A lot of people are asking this week how Georgia should attack Alabama’s formidable defensive front. Quinton does a good job of illustrating the importance of winning individual battles in the passing game against the cornerbacks along the sideline. Others like Bruce Feldman place the game on Knowshon’s capable shoulders.
Of course a one-dimensional offense is going to struggle against a defense of any decent quality, so the Dawgs are going to need plays from both the passing game and on the ground. But which is more important? While the best scoring chances might come through the air, Mark Richt’s history against Nick Saban suggests that the margin of victory will be more closely reflected in the rushing totals.
During the 2003 season, Georgia and Saban’s LSU team met twice.
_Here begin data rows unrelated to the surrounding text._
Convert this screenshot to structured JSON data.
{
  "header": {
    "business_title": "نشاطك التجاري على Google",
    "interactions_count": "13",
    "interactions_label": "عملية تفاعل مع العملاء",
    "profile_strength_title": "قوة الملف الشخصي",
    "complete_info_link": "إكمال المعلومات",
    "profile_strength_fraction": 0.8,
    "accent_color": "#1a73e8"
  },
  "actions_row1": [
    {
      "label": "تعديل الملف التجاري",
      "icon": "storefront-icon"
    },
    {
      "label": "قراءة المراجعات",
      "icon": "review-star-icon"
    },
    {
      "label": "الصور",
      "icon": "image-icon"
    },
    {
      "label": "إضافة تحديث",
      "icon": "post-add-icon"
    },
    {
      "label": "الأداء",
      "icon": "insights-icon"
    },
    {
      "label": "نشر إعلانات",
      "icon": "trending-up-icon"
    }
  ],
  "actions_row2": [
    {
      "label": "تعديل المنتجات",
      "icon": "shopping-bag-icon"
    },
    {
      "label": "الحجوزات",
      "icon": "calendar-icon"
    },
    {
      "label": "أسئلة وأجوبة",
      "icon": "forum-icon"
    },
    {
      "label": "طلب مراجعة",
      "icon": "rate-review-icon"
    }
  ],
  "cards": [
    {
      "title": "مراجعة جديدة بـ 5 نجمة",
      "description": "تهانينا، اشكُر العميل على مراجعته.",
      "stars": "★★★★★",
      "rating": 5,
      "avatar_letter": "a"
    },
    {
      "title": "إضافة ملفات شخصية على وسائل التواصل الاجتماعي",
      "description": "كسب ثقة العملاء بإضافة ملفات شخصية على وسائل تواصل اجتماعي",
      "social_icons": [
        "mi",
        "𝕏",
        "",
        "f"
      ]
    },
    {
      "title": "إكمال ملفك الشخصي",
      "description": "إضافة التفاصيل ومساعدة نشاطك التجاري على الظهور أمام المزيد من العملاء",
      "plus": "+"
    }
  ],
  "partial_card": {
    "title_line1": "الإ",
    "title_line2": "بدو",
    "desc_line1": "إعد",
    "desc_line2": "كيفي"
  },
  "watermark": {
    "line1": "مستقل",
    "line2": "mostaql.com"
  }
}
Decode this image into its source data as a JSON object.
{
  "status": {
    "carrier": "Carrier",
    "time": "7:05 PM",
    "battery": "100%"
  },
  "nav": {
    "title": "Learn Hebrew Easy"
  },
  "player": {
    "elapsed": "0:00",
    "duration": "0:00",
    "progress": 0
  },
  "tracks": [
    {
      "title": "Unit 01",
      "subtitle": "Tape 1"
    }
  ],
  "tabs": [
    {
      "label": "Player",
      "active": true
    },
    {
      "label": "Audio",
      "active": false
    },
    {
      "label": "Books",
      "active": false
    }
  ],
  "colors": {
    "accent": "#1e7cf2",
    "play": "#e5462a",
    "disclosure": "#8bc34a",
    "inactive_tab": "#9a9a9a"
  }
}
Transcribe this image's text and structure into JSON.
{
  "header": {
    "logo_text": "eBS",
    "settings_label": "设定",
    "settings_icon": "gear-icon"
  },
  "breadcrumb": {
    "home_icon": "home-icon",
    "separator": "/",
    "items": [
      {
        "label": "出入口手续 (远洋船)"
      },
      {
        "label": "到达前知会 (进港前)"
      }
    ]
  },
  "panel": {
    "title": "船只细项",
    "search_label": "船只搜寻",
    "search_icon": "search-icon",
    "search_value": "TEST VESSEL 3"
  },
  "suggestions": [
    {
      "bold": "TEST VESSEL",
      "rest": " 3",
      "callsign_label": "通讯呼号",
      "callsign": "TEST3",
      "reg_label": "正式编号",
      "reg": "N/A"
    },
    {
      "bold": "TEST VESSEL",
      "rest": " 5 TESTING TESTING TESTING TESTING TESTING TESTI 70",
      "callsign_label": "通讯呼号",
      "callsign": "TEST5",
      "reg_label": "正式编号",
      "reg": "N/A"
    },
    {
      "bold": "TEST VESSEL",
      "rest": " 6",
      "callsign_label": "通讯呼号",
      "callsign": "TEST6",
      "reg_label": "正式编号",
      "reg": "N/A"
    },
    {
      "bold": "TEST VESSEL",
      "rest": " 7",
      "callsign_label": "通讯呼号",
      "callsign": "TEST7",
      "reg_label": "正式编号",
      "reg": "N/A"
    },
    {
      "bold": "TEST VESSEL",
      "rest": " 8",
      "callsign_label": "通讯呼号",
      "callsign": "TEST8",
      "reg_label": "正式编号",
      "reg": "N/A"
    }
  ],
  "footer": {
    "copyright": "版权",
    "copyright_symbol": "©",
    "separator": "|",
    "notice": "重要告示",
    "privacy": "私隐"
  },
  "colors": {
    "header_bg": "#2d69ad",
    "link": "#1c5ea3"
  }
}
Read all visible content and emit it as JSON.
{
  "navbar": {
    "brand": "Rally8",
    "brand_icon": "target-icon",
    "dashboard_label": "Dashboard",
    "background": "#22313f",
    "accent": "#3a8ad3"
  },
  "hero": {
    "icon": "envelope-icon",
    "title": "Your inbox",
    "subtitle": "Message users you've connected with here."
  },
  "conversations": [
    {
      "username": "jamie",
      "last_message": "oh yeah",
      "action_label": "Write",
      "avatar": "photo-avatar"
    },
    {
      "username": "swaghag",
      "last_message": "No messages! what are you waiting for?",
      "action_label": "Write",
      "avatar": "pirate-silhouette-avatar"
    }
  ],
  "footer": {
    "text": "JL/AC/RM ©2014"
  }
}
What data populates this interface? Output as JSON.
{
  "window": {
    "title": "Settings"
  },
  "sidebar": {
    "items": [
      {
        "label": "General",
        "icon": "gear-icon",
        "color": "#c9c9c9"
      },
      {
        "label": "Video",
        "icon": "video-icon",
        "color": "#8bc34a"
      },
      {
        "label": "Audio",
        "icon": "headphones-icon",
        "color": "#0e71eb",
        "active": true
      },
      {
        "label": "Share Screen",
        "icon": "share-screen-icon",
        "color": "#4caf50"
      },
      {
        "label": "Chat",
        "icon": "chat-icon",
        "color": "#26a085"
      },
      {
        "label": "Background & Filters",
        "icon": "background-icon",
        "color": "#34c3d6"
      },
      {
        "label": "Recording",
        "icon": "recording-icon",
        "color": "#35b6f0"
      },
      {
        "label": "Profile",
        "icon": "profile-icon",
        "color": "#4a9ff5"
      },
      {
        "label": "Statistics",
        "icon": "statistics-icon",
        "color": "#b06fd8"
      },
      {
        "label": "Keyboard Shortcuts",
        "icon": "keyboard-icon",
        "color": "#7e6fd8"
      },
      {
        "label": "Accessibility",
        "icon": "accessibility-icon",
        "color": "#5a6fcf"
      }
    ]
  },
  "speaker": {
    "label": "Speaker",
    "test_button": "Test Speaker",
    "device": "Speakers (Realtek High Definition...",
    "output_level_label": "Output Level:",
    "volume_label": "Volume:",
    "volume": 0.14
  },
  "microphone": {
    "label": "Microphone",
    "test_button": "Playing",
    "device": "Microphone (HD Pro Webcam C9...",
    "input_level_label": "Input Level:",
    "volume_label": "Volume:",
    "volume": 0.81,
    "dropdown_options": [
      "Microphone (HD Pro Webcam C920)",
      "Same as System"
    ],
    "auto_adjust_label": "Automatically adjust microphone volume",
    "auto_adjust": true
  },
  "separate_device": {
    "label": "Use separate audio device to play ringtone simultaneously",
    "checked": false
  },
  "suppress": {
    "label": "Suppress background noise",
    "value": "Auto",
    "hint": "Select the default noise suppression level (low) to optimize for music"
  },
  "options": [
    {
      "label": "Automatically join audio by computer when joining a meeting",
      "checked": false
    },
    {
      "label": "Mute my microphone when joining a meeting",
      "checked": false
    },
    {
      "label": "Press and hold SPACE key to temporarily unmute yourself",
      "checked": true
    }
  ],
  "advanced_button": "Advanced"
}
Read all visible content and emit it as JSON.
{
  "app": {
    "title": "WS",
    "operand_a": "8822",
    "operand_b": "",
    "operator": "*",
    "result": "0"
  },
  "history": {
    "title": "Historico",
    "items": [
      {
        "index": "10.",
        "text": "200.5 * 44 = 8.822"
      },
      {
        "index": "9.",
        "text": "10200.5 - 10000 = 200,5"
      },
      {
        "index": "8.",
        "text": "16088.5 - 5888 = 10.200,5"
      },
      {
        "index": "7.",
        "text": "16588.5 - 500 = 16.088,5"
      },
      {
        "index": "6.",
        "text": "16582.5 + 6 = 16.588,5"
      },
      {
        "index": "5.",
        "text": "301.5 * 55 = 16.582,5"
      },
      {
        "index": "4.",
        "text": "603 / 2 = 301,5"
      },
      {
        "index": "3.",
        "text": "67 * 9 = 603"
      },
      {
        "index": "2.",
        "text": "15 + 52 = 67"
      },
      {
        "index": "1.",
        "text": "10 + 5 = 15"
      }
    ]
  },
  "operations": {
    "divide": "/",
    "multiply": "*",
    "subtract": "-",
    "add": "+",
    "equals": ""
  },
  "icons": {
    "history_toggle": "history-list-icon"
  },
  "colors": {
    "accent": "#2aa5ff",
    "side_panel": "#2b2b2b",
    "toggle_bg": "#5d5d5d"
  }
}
Georgia actually passed for more yards than LSU in both games, but LSU came away with both wins. In the first meeting in Baton Rouge, the rushing totals were low and roughly even (105 LSU to 97 UGA), and the game was tight all the way, low-scoring, and decided at the end. The second meeting in Atlanta was all LSU. The Tigers racked up 293 yards on the ground, most of it from Justin Vincent, and the Dawgs eeked out 50 yards rushing. The score was predictably lopsided.
Fast-forward to 2004. Though the story of the day was David Greene’s record-setting five touchdown passes, he only completed ten passes in the game for 172 yards. LSU had more passing yards but lost the game by 29 points. The disparity in the score was again reflected in the rushing yardage – 221 for Georgia to just 67 for LSU.
Just eleven yards of rushing separated Saban’s first Alabama team and Georgia a year ago (164 Bama to 153 Georgia). The result was a score in the 20s with another close finish.
The happiest person over the emergence of A.J. Green has to be Knowshon Moreno. Whether it was defensive fatigue or adjustments to cover Green or some combination of the two, Moreno did most of his damage in the desert after Green had established his presence during that late first half drive. Bama might be tough up front, but the running game cannot be abandoned. Clemson sealed their fate by surrendering way too early to Bama’s run defense, and Georgia can’t get caught in that trap.
Georgia might get their big plays through the air, but the game will be won on the ground. Whether it’s establishing tempo early or keeping control of a lead later in the game, Georgia’s going to have to run the ball one way or the other even if it takes big passing plays to open things up.
Good blocking plus a little Knowshon can get it done.